#### Task prompt
Each line of the data is to be output verbatim, with the images removed.

--------------------------------

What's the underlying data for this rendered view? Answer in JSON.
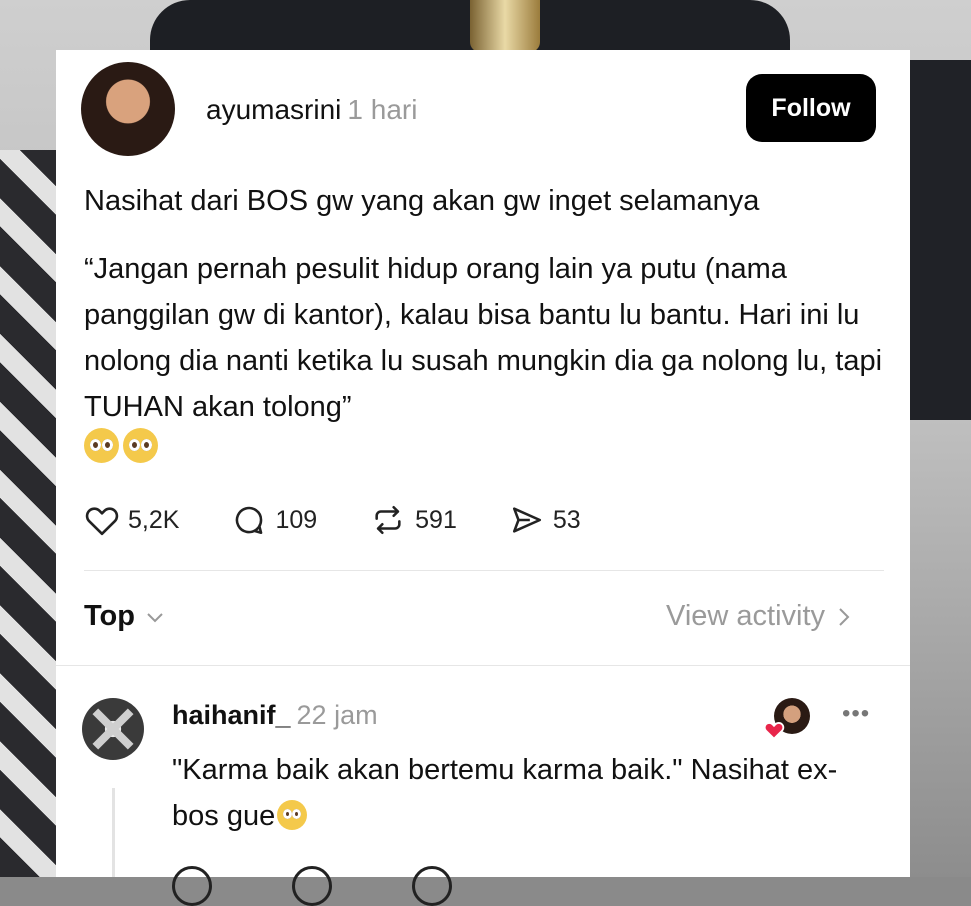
{
  "post": {
    "username": "ayumasrini",
    "time": "1 hari",
    "follow_label": "Follow",
    "paragraph1": "Nasihat dari BOS gw yang akan gw inget selamanya",
    "paragraph2": "“Jangan pernah pesulit hidup orang lain ya putu (nama panggilan gw di kantor), kalau bisa bantu lu bantu. Hari ini lu nolong dia nanti ketika lu susah mungkin dia ga nolong lu, tapi TUHAN akan tolong”",
    "emojis": [
      "pleading-face-emoji",
      "pleading-face-emoji"
    ],
    "likes": "5,2K",
    "replies": "109",
    "reposts": "591",
    "shares": "53"
  },
  "sort": {
    "label": "Top",
    "view_activity": "View activity"
  },
  "comment": {
    "username": "haihanif_",
    "time": "22 jam",
    "text": "\"Karma baik akan bertemu karma baik.\" Nasihat ex-bos gue",
    "emoji": "pleading-face-emoji",
    "more": "•••"
  },
  "colors": {
    "text": "#111111",
    "muted": "#9a9a9a",
    "button_bg": "#000000",
    "like_heart": "#e8254a"
  }
}
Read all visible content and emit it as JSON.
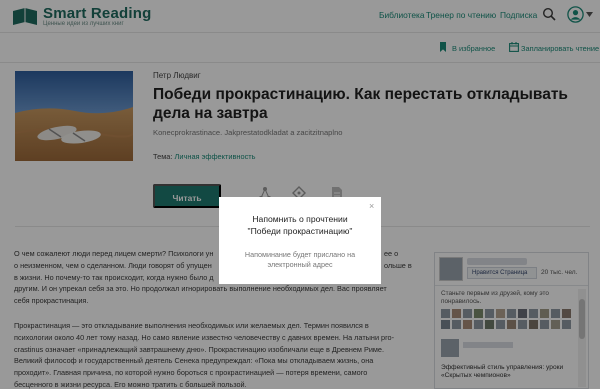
{
  "header": {
    "logo": {
      "name": "Smart Reading",
      "tagline": "Ценные идеи из лучших книг"
    },
    "nav": [
      {
        "label": "Библиотека"
      },
      {
        "label": "Тренер по чтению"
      },
      {
        "label": "Подписка"
      }
    ],
    "icons": {
      "search": "search-icon",
      "avatar": "user-avatar-icon",
      "caret": "chevron-down-icon"
    }
  },
  "actions": {
    "favorite_label": "В избранное",
    "schedule_label": "Запланировать чтение"
  },
  "book": {
    "author": "Петр Людвиг",
    "title": "Победи прокрастинацию. Как перестать откладывать дела на завтра",
    "tags": "Konecprokrastinace. Jakprestatodkladat a zacitzitnaplno",
    "theme_label": "Тема:",
    "theme_value": "Личная эффективность",
    "read_button": "Читать"
  },
  "article": {
    "para1": [
      "О чем сожалеют люди перед лицем смерти? Психологи ун",
      "о неизменном, чем о сделанном. Люди говорят об упущен",
      "в жизни. Но почему-то так происходит, когда нужно было д",
      "другим. И он упрекал себя за это. Но продолжал игнорировать выполнение необходимых дел. Вас проявляет",
      "себя прокрастинация."
    ],
    "para1_right": [
      "ее о",
      "ольше в",
      ""
    ],
    "para2": [
      "Прокрастинация — это откладывание выполнения необходимых или желаемых дел. Термин появился в",
      "психологии около 40 лет тому назад. Но само явление известно человечеству с давних времен. На латыни pro-",
      "crastinus означает «принадлежащий завтрашнему дню». Прокрастинацию изобличали еще в Древнем Риме.",
      "Великий философ и государственный деятель Сенека предупреждал: «Пока мы откладываем жизнь, она",
      "проходит». Главная причина, по которой нужно бороться с прокрастинацией — потеря времени, самого",
      "бесценного в жизни ресурса. Его можно тратить с большей пользой."
    ]
  },
  "widget": {
    "like_label": "Нравится Страница",
    "count": "20 тыс. чел.",
    "friends_text": "Станьте первым из друзей, кому это понравилось.",
    "post_text": "Эффективный стиль управления: уроки «Скрытых чемпионов»"
  },
  "modal": {
    "title_line1": "Напомнить о прочтении",
    "title_line2": "\"Победи прокрастинацию\"",
    "message_line1": "Напоминание будет прислано на",
    "message_line2": "электронный адрес",
    "close": "×"
  },
  "colors": {
    "accent": "#1b8b79",
    "button": "#1e7a70",
    "overlay": "rgba(0,0,0,0.40)"
  }
}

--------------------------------

#### Solution to this exercise
What's the underlying data for this rendered view? Answer in JSON.
{
  "post": {
    "username": "ayumasrini",
    "time": "1 hari",
    "follow_label": "Follow",
    "paragraph1": "Nasihat dari BOS gw yang akan gw inget selamanya",
    "paragraph2": "“Jangan pernah pesulit hidup orang lain ya putu (nama panggilan gw di kantor), kalau bisa bantu lu bantu. Hari ini lu nolong dia nanti ketika lu susah mungkin dia ga nolong lu, tapi TUHAN akan tolong”",
    "emojis": [
      "pleading-face-emoji",
      "pleading-face-emoji"
    ],
    "likes": "5,2K",
    "replies": "109",
    "reposts": "591",
    "shares": "53"
  },
  "sort": {
    "label": "Top",
    "view_activity": "View activity"
  },
  "comment": {
    "username": "haihanif_",
    "time": "22 jam",
    "text": "\"Karma baik akan bertemu karma baik.\" Nasihat ex-bos gue",
    "emoji": "pleading-face-emoji",
    "more": "•••"
  },
  "colors": {
    "text": "#111111",
    "muted": "#9a9a9a",
    "button_bg": "#000000",
    "like_heart": "#e8254a"
  }
}
Read all visible content and emit it as JSON.
{
  "header": {
    "logo": {
      "name": "Smart Reading",
      "tagline": "Ценные идеи из лучших книг"
    },
    "nav": [
      {
        "label": "Библиотека"
      },
      {
        "label": "Тренер по чтению"
      },
      {
        "label": "Подписка"
      }
    ],
    "icons": {
      "search": "search-icon",
      "avatar": "user-avatar-icon",
      "caret": "chevron-down-icon"
    }
  },
  "actions": {
    "favorite_label": "В избранное",
    "schedule_label": "Запланировать чтение"
  },
  "book": {
    "author": "Петр Людвиг",
    "title": "Победи прокрастинацию. Как перестать откладывать дела на завтра",
    "tags": "Konecprokrastinace. Jakprestatodkladat a zacitzitnaplno",
    "theme_label": "Тема:",
    "theme_value": "Личная эффективность",
    "read_button": "Читать"
  },
  "article": {
    "para1": [
      "О чем сожалеют люди перед лицем смерти? Психологи ун",
      "о неизменном, чем о сделанном. Люди говорят об упущен",
      "в жизни. Но почему-то так происходит, когда нужно было д",
      "другим. И он упрекал себя за это. Но продолжал игнорировать выполнение необходимых дел. Вас проявляет",
      "себя прокрастинация."
    ],
    "para1_right": [
      "ее о",
      "ольше в",
      ""
    ],
    "para2": [
      "Прокрастинация — это откладывание выполнения необходимых или желаемых дел. Термин появился в",
      "психологии около 40 лет тому назад. Но само явление известно человечеству с давних времен. На латыни pro-",
      "crastinus означает «принадлежащий завтрашнему дню». Прокрастинацию изобличали еще в Древнем Риме.",
      "Великий философ и государственный деятель Сенека предупреждал: «Пока мы откладываем жизнь, она",
      "проходит». Главная причина, по которой нужно бороться с прокрастинацией — потеря времени, самого",
      "бесценного в жизни ресурса. Его можно тратить с большей пользой."
    ]
  },
  "widget": {
    "like_label": "Нравится Страница",
    "count": "20 тыс. чел.",
    "friends_text": "Станьте первым из друзей, кому это понравилось.",
    "post_text": "Эффективный стиль управления: уроки «Скрытых чемпионов»"
  },
  "modal": {
    "title_line1": "Напомнить о прочтении",
    "title_line2": "\"Победи прокрастинацию\"",
    "message_line1": "Напоминание будет прислано на",
    "message_line2": "электронный адрес",
    "close": "×"
  },
  "colors": {
    "accent": "#1b8b79",
    "button": "#1e7a70",
    "overlay": "rgba(0,0,0,0.40)"
  }
}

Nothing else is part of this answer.